From all of this, we can glean that the Senate’s role in the confirmation process is extremely limited. Yet, if one listens to the media, one gets the impression that Scott Brown and his colleagues are just as much the “deciders” (to use a term popular with the last administration) here as the White House. That’s just not so, and by inflating the Senate’s role, we add fuel to the fire of the increasingly partisan and far less substantive tenor of the confirmation process. Rather than focusing on whether the candidate is qualified for the position, the opposing party in the Senate simply cross-examines the nominee in search of a “gotcha” moment. Rather than discussing qualifications, the opposing party now demands empty statements of fealty towards judicial deference to Congress and pro forma vows of abhorrence for judicial activism.

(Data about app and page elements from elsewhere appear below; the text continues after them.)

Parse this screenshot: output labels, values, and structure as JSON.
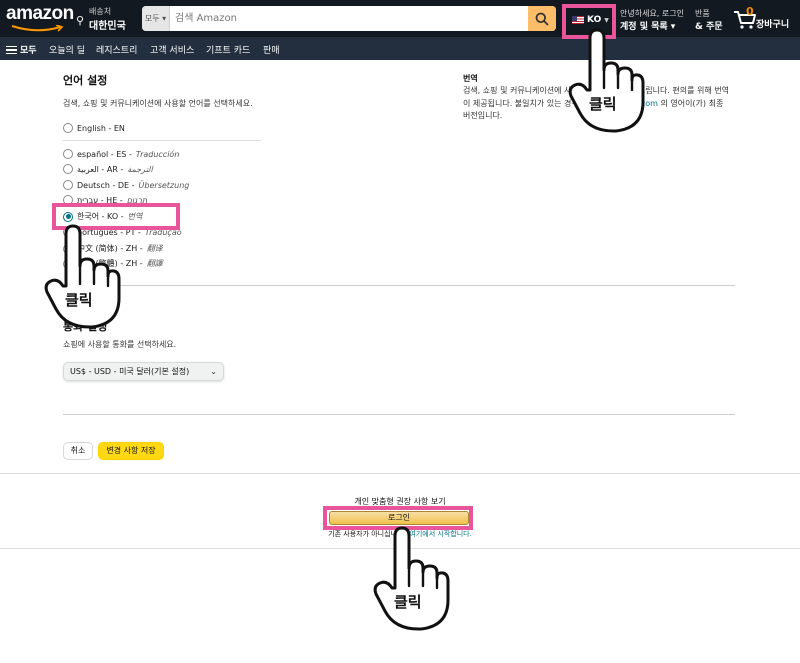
{
  "header": {
    "logo": "amazon",
    "deliver_line1": "배송처",
    "deliver_line2": "대한민국",
    "search_category": "모두 ▾",
    "search_placeholder": "검색 Amazon",
    "language_code": "KO",
    "account_line1": "안녕하세요, 로그인",
    "account_line2": "계정 및 목록 ▾",
    "returns_line1": "반품",
    "returns_line2": "& 주문",
    "cart_count": "0",
    "cart_label": "장바구니"
  },
  "subnav": {
    "all": "모두",
    "items": [
      "오늘의 딜",
      "레지스트리",
      "고객 서비스",
      "기프트 카드",
      "판매"
    ]
  },
  "language_settings": {
    "heading": "언어 설정",
    "description": "검색, 쇼핑 및 커뮤니케이션에 사용할 언어를 선택하세요.",
    "options": [
      {
        "label": "English - EN",
        "note": "",
        "checked": false
      },
      {
        "label": "español - ES - ",
        "note": "Traducción",
        "checked": false
      },
      {
        "label": "العربية - AR - ",
        "note": "الترجمة",
        "checked": false
      },
      {
        "label": "Deutsch - DE - ",
        "note": "Übersetzung",
        "checked": false
      },
      {
        "label": "עברית - HE - ",
        "note": "תרגום",
        "checked": false
      },
      {
        "label": "한국어 - KO - ",
        "note": "번역",
        "checked": true
      },
      {
        "label": "português - PT - ",
        "note": "Tradução",
        "checked": false
      },
      {
        "label": "中文 (简体) - ZH - ",
        "note": "翻译",
        "checked": false
      },
      {
        "label": "中文 (繁體) - ZH - ",
        "note": "翻譯",
        "checked": false
      }
    ]
  },
  "translation": {
    "heading": "번역",
    "text": "검색, 쇼핑 및 커뮤니케이션에 사용할 정보를 번역해 드립니다. 편의를 위해 번역이 제공됩니다. 불일치가 있는 경우 비롯한",
    "link": "Amazon.com",
    "text_end": "의 영어이(가) 최종 버전입니다."
  },
  "currency_settings": {
    "heading": "통화 설정",
    "description": "쇼핑에 사용할 통화를 선택하세요.",
    "selected": "US$ - USD - 미국 달러(기본 설정)"
  },
  "actions": {
    "cancel": "취소",
    "save": "변경 사항 저장"
  },
  "footer": {
    "recommendations": "개인 맞춤형 권장 사항 보기",
    "login": "로그인",
    "new_customer": "기존 사용자가 아니십니까?",
    "new_customer_link": "여기에서 시작합니다."
  },
  "overlay": {
    "click_label": "클릭",
    "highlight_color": "#e8559b"
  }
}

Rather than recognizing the important balance of constitutional authority inherent in this process, opportunistic politicians have transformed confirmation into mere political muckraking evidenced by the increasingly close votes for candidates who were eminently qualified for the High Court. (Since the 1988 confirmation of Justice Kennedy, not a single nominee has won unanimous confirmation. Scalia, J.: 98-0; Kennedy, J.: 97-0; Souter, J.: 90-9; Thomas, J.: 52-48; Ginsburg, J.: 96-3; Breyer, J.: 87-9; Roberts, CJ.: 78-22; Alito, J.: 58-42; Sotomayor, J.: 68-31).

The media and the Senate should stop treating the confirmation process as a measure of a Senator’s ideological philosophy. Instead, we should recognize that a vote for an opposing party’s nominee is the same type of constitutional deference currently demanded of nominees during their grilling in the Senate. As Senator Orrin G. Hatch (R-UT), has stated: there “are myriad reasons why political ideology has not been — and is not — an appropriate measure of judicial qualifications. Fundamentally, the Senate’s responsibility to provide advice and consent does not include an ideological litmus test.”

That’s good advice on how to give good advice and consent.

Louis Schulze